Staying at Daisy's(6)By: Jill Mansell
‘You want to use Steven’s organs for transplant?’ Astonished, Daisy’s eyebrows shot up. ‘What, even though he has cancer? Wouldn’t that be risky for whoever got them?’
The consultant frowned. ‘Cancer? I’m sorry, I’m not with you.’
‘His cancer. I assumed it was all in there.’ Daisy nodded at the hospital notes, lying open on the desk. ‘He said he’d seen one of the doctors here ... well, I thought it was this hospital. Unless he went private.’
The consultant’s frown deepened. ‘Just give me a couple of minutes.’
Daisy waited alone in the bad news room and watched the rain rattling against the windows. Since she couldn’t begin to gather her thoughts, she concentrated instead on counting the raindrops as they slid down the glass.
The consultant duly returned several minutes later.
‘I’ve spoken to Steven’s GP. She hasn’t seen your husband for over two years, and he couldn’t be referred to a hospital – any hospital – without a GP referral. I think we can safely assume there’s been some kind of misunderstanding here,’ he concluded gently. ‘Your husband doesn’t have cancer.’
Daisy found the nurse she was looking for, stacking away metal kidney dishes in the sluice room.
‘The consultant’s told me about Steven,’ Daisy announced, and the kindly nurse put down the dishes at once.
‘Oh, my dear, I’m so sorry. Would you like me to make you a nice cup of tea?’
‘And you’re being so brave.’
Privately, Daisy thought it more likely that the nurses on the unit thought she was downright weird.
‘I wanted to ask you about the girl who was here yesterday afternoon. The one who was in the car with Steven when he had the accident.’
The nurse flushed slightly. Which confirmed it.
‘The thing is,’ Daisy went on, ‘I heard you telling her she couldn’t see him, because she wasn’t a relative. But under the circumstances ... well, it wouldn’t hurt, would it? You could let her in for a few minutes while I stay out of the way.’
The nurse, her fair skin the colour of strawberry Angel Delight, said, ‘She isn’t here, love. I told her to go home.’
Daisy gave her a long look. ‘But I bet she gave you her phone number.’
From the expression on the nurse’s face, it was clear that the girl had. Well, it was only natural.
‘Ring her up,’ said Daisy. ‘I don’t know who she is, and I don’t want to meet her. But if she’s Steven’s girlfriend, at least she deserves the chance to say goodbye.’
One Year Later
‘Daisy, can you be around this afternoon? The Cross-Dressers are arriving at four to discuss the menus for the wedding reception.’
Tara Donovan, who worked as a chambermaid at the hotel, suppressed a smile. Her own parents were dead now, but her father had been the quiet, pipe and slippers type. It must be fun to have someone like Hector as a dad.

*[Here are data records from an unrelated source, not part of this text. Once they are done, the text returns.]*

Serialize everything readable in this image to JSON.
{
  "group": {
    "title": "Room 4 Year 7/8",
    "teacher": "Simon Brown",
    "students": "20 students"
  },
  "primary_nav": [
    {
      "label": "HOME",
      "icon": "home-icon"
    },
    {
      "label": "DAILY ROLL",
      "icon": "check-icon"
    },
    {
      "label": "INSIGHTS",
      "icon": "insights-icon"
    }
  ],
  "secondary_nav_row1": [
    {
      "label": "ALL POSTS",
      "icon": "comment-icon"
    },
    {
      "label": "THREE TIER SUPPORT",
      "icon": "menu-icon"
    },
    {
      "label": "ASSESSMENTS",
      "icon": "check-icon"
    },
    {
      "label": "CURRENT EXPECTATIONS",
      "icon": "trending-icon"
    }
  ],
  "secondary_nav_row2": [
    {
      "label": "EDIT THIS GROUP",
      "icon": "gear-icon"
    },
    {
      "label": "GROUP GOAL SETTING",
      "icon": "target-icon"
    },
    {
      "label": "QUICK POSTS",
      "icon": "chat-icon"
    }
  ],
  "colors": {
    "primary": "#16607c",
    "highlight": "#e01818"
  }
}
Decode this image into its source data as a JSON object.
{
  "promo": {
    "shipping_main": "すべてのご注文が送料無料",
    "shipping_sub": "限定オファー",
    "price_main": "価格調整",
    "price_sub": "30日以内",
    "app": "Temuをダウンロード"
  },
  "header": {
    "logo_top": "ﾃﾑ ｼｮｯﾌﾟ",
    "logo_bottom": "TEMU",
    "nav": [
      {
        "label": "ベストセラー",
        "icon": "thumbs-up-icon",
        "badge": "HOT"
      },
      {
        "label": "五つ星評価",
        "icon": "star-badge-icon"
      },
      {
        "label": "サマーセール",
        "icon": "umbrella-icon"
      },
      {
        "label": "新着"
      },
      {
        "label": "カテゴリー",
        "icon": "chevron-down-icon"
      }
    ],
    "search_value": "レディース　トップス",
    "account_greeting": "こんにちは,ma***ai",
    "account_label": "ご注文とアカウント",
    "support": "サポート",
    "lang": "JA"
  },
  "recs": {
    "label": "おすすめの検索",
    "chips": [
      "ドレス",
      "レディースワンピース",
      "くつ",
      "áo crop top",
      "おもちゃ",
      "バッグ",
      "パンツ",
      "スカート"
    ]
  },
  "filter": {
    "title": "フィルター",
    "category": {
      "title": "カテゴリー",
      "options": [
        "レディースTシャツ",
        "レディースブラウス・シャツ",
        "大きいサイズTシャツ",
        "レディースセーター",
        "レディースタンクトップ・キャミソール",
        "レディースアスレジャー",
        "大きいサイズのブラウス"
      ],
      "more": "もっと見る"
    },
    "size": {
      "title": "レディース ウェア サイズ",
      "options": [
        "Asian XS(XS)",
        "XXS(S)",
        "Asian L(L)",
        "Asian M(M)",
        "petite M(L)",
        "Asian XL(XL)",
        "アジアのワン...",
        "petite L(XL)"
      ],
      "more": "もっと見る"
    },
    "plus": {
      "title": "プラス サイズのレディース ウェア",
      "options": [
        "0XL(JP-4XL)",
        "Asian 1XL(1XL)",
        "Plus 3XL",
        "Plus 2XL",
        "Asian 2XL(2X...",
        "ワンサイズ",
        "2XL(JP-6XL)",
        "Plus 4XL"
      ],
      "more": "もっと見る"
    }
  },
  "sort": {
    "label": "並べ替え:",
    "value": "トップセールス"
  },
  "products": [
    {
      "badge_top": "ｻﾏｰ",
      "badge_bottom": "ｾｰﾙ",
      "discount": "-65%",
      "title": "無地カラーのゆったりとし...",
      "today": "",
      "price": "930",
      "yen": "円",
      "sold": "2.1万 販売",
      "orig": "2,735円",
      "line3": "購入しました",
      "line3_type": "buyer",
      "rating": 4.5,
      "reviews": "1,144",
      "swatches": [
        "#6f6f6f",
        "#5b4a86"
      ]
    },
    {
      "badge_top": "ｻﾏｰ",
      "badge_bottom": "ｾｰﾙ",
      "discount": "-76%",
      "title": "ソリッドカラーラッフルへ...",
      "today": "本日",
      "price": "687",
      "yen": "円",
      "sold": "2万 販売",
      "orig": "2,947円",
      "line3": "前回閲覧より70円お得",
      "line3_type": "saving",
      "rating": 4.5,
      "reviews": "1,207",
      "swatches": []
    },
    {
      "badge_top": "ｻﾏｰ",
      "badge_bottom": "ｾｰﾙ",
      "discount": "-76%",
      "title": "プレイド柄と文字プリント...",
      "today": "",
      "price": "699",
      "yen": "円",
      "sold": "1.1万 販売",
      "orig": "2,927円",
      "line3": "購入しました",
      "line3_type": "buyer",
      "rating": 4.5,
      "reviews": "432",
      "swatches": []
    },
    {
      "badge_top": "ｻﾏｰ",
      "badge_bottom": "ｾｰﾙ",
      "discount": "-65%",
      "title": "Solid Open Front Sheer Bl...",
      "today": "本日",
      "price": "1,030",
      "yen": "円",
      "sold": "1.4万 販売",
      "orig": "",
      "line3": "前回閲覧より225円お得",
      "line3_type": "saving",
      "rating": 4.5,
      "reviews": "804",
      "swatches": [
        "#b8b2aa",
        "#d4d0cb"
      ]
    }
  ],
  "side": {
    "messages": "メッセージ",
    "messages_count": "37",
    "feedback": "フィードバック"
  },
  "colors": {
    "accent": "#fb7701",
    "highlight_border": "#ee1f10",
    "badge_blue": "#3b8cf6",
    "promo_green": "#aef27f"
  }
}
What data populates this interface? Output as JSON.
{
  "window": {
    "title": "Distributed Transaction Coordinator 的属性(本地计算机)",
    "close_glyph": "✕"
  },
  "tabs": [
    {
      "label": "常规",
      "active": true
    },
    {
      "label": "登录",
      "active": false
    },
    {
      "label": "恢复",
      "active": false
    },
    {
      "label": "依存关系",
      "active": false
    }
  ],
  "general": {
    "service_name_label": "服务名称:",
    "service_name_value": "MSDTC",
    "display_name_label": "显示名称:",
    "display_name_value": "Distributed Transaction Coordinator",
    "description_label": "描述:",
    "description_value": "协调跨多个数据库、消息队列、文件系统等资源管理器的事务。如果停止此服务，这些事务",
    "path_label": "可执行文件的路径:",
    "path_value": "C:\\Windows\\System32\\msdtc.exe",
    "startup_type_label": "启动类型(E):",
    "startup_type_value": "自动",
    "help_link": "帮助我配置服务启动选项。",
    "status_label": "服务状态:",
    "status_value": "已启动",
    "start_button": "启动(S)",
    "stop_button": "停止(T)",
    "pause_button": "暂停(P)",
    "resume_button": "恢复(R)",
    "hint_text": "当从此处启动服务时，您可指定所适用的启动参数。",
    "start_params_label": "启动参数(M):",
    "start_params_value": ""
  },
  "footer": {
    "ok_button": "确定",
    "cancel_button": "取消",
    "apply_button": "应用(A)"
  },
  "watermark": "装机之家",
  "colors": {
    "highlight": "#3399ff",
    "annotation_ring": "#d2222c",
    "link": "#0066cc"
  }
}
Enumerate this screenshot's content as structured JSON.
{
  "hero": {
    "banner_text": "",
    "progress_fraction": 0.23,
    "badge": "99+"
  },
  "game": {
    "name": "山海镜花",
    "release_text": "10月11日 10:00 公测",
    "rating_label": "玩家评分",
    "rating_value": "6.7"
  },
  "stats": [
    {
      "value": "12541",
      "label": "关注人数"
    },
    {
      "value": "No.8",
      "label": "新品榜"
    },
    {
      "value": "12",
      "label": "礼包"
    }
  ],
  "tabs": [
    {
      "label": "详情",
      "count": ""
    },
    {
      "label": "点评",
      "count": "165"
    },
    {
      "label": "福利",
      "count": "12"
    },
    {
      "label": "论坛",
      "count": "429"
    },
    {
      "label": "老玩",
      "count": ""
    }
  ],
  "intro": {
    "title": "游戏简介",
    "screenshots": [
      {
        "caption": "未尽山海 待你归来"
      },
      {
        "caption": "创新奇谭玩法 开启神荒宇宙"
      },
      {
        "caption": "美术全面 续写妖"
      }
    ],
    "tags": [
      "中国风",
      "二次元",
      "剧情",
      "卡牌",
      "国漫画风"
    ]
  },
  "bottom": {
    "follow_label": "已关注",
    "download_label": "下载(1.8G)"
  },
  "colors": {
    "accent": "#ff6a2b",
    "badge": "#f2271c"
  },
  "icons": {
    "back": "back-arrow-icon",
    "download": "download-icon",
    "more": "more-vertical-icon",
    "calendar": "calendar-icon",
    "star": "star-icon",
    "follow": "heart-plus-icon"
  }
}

Daisy gave her father a ‘behave yourself’ look. His loud voice and stupendous lack of tact were going to get him into big trouble one day.
‘Fine, but you have to stop calling them that.’
‘Darling, I know, but they deserve it. These people are starting to get on my nerves,’ Hector declared. ‘Why can’t they just decide on a menu and stick with the bloody thing? For the life of me I can’t imagine why anyone would want to invite a vegan to a wedding in the first place.’
This time Tara and Daisy exchanged glances, and Daisy heaved a sigh. Discretion wasn’t Hector’s forte. Luckily there were no guests currently within earshot. Reaching across thereception desk for her pile of unopened mail, Daisy said, ‘Dad, I’ll deal with them. We’ll charge double for vegans. And they aren’t the Cross-Dressers or the Cross-Pollinators or the Hot Cross Buns, OK? They’re the Cross-Calverts and you’re jolly well going to be nice to them.’
Tara, who was vacuuming the staircase, promptly dropped her nozzle.
‘Who?’ Her heart thumping, she switched off the machine and anchored it with her foot before it could tumble down the stairs and kill someone. Maybe she’d misheard. ‘What did you say their name was?’